* _TASK DETAILS_
Scan each line of the records for the word "title" and extract the ones that have it.

* _DATASET EXTRACT_
--------
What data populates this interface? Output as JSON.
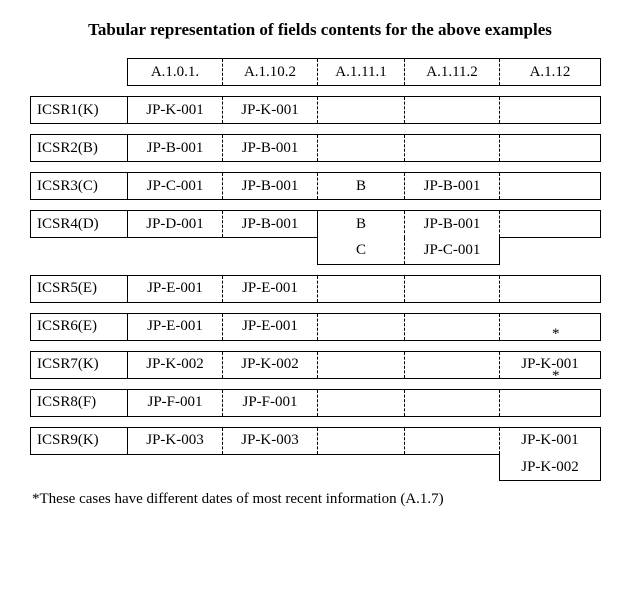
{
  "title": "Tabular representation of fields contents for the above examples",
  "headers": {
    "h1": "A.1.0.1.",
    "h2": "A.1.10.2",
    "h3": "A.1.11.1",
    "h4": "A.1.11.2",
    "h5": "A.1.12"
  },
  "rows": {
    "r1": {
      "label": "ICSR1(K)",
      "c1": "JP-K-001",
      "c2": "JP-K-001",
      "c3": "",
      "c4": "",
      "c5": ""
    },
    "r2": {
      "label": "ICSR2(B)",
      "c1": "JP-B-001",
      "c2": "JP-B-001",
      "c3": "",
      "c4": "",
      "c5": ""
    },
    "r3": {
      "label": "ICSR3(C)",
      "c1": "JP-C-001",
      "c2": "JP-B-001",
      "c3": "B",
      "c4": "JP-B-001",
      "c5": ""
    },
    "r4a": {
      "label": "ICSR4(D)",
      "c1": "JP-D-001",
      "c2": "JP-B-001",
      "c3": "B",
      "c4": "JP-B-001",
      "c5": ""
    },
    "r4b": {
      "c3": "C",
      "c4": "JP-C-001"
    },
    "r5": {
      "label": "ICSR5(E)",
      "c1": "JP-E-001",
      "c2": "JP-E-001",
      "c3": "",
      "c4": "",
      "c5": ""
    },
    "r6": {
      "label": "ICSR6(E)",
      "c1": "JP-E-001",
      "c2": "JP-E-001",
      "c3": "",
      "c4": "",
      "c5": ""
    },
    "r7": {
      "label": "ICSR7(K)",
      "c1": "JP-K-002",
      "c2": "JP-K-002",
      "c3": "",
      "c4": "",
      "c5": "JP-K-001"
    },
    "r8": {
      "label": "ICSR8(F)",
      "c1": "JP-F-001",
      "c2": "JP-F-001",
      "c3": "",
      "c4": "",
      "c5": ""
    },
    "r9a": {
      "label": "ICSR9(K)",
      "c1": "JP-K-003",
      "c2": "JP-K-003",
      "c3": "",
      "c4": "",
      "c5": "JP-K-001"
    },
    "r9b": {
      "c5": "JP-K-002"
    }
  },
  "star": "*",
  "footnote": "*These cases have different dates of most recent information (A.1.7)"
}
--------
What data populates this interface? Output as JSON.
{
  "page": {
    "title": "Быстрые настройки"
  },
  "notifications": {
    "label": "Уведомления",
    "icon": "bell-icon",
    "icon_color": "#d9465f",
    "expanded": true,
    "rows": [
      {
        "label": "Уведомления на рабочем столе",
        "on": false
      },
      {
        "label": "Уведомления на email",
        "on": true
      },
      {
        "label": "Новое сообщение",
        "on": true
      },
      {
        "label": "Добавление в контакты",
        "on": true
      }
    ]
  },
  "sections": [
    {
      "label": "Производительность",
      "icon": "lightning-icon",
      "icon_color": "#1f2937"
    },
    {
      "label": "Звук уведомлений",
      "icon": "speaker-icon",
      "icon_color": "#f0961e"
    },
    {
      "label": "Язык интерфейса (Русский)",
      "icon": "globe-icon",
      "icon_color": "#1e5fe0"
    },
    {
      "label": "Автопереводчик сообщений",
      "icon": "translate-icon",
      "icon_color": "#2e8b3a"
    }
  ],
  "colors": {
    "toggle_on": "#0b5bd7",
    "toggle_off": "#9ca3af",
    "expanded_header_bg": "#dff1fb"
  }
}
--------
* _EXPECTED ANSWER_
  "title": "Tabular representation of fields contents for the above examples",
    "title": "Быстрые настройки"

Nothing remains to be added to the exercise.